I speak English. I pretend that I speak French and Spanish, and I am conversational in Pig Latin.
But I am fluent in Punga.
My son could be on the other end of the telephone, and based upon 1) the pitch of his cry, and 2) the distance between the sun and the horizon, I would know whether he A) is hungry, B) is tired, or C) just bumped his head on his fire truck.
When our babies are sad, we quickly run through a check-list in our heads. (Is he tired? Is he hungry? Does he have a messy diaper? Etc.)
But how often do we take our own emotional temperatures?
Let’s say, for example, you get frustrated with a customer service representative, and you end the conversation with, “Okay, STACY, next week, after I shop the many companies who WANT my business, I am going to call you personally to tell you I’m cancelling my policy.”
When you get off the phone, you think, “Jiminy Crickets. Now I have to cancel my policy. Or I have to hope Stacy never answers the phone again.”
But do you also think, “What is going on with me right now? Am I hungry? Am I tired? Have I exercised recently?”
If we don’t take three seconds for internal temperature checks throughout the day, we run the risk of driving down Misery Avenue all day long. Our families deserve more from us. We deserve more from ourselves.
In a recent post (“April Showers Bring Thanksgiving Dinner. Or Something.”), I proposed a “Spring Cleaning for the Brain” Campaign, a forum where we can all discuss tactics we use to achieve and maintain happiness.
This first tactic may be insultingly obvious. It is simple. And simply imperative.
We cannot improve our state of mind if we are not consistently aware of our state of mind.
When my freezer door is open, it makes a loud beeping noise. Essentially, the “beep” translates as, “Temperature rising. Problems imminent.”
Wouldn’t it be great if we had our own personal beeping mechanisms to alert us when we are about to combust? Well, good golly Miss Molly: we do!

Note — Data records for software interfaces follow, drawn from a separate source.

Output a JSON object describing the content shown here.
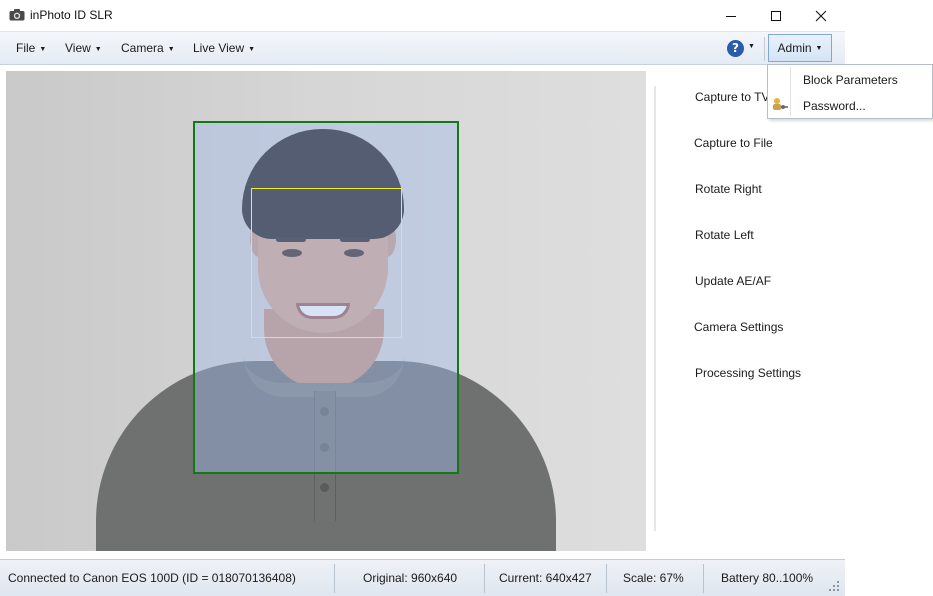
{
  "window": {
    "title": "inPhoto ID SLR",
    "icon": "camera-icon"
  },
  "menu": {
    "file": "File",
    "view": "View",
    "camera": "Camera",
    "live_view": "Live View",
    "help_icon": "help-icon",
    "admin": "Admin"
  },
  "admin_menu": {
    "items": [
      "Block Parameters",
      "Password..."
    ]
  },
  "actions": {
    "capture_tv": "Capture to TV",
    "capture_file": "Capture to File",
    "rotate_right": "Rotate Right",
    "rotate_left": "Rotate Left",
    "update_aeaf": "Update AE/AF",
    "camera_settings": "Camera Settings",
    "processing_settings": "Processing Settings"
  },
  "status": {
    "connection": "Connected to Canon EOS 100D (ID = 018070136408)",
    "original": "Original: 960x640",
    "current": "Current: 640x427",
    "scale": "Scale: 67%",
    "battery": "Battery 80..100%"
  },
  "colors": {
    "face_frame": "#137a13",
    "eyes_frame": "#f2ee2a",
    "crop_overlay": "#a0b9eb",
    "admin_highlight": "#d4e4f6"
  }
}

When we drop a fork and call ourselves a “moron,” that is a beep. When someone cuts us off on the highway, and we throw our arms in the air and call them a “turkey” (or other expletive of choice), that is a beep. When we so aggressively want to kill the mosquito on our arm that we give ourselves a black-and-blue, that is most definitely a beep.
When I catch myself beeping, I try to give myself the same courtesy as I would give my child. I ask myself, am I tired? Am I hungry? What can I do to rectify this situation? If I can’t do anything about it now, what can I change so that tomorrow I am not this same way?

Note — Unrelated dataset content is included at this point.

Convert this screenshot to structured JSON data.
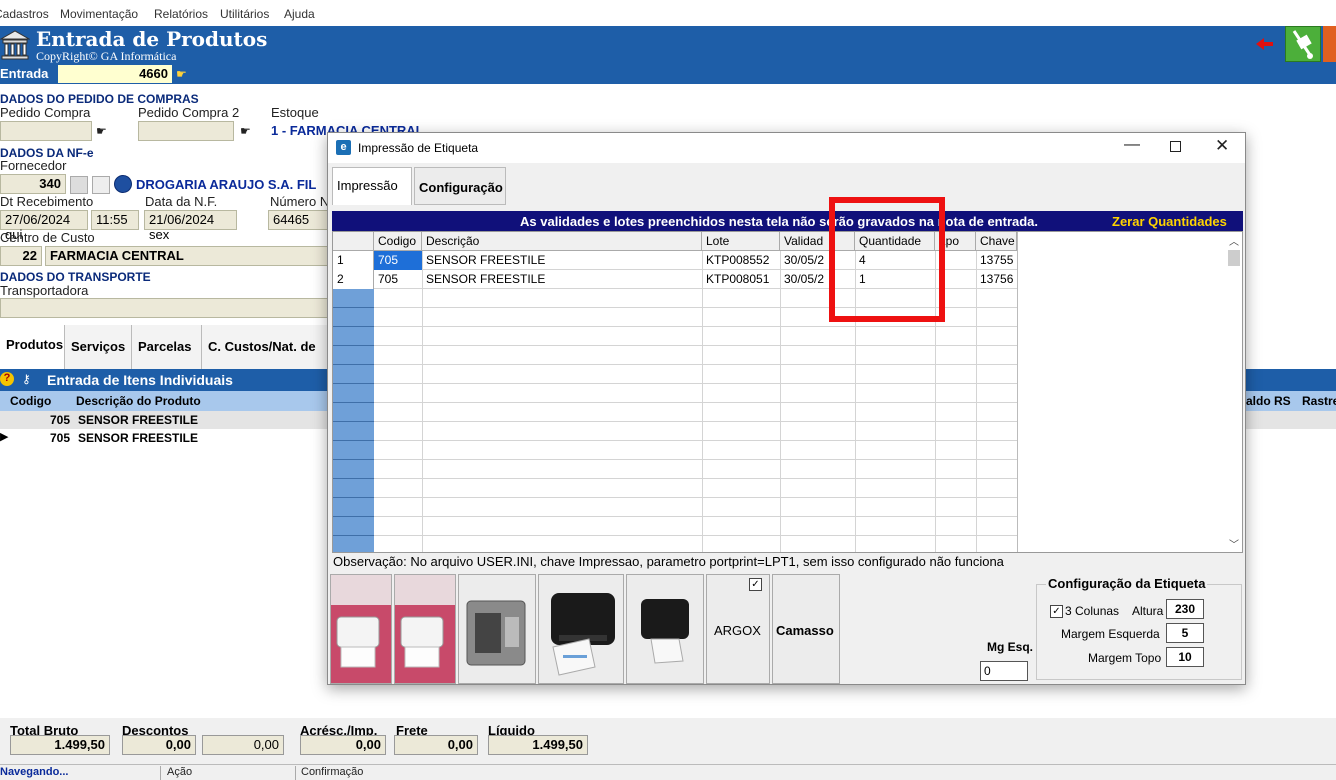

If you are tired and you don’t have time for a nap (I know you don’t), at least you are now aware of your state of mind, and can vow to keep your mouth shut when you are frustrated again in ten minutes. That’s empowering.
When you become accustomed to the self check-in’s, you may be surprised to see that your needs are not much different from your child’s needs. Here are the things that make a big difference in my moods:
Three Pillars to a Good Mood
The CDC recommends 7-9 hours of sleep per night. You know how much you personally need. Prioritize this.
[Psst. Yes, I know that some of my readers are working night shifts so that they can afford to feed their children during the day. Frankly, I don’t know how they do it. When I say “prioritize this,” I am referring to those of us who are in such desperate need of “me” time that we stay up until the wee hours of the night playing on facebook or doing some other meaningless activity. Don’t do that.]
The frequency of our meals, and the quality of our meals, both play a role in our moods. Broccoli? Good. Snickers? Bad.
I’m going to dedicate a whole post to this one. I try to exercise every other day. Not for skinny jeans. For mental clarity.
And here are some Extra Credit Activities:
- Feeling productive
- Doing something nice for someone else
- Avoiding alcohol altogether (even one drink can depress you)
- Surrounding self with bright colors, positive people
- Taking five minutes on a busy day to close eyes, breathe deeply and “ground” self.
I’m not going to stick my nose in the air and pretend that I perfectly and religiously follow my own advice every day. Oh wait–yes I am going to pretend that, because this advice-giving blog post reads better that way.
If you take me aside, though, I will tell you that, yes, I am actually afraid that Stacy will answer the phone the next time I call my insurance company.
But if I had listened to the beeps that inevitably occurred before that phone call, I could have shut the freezer door–and my mouth–when Stacy told me they lost my payment again.
The moral of the blog post is: if you want to be happy, keep two fingers on the pulse of your emotional state. Capiche?
Our family has a very special reason to smile today.
Welcome to the world, C.R.F!!
What is your emotional thermometer telling you right now?
Do you have any “happiness techniques” you’d like to share?
I always love hearing from you!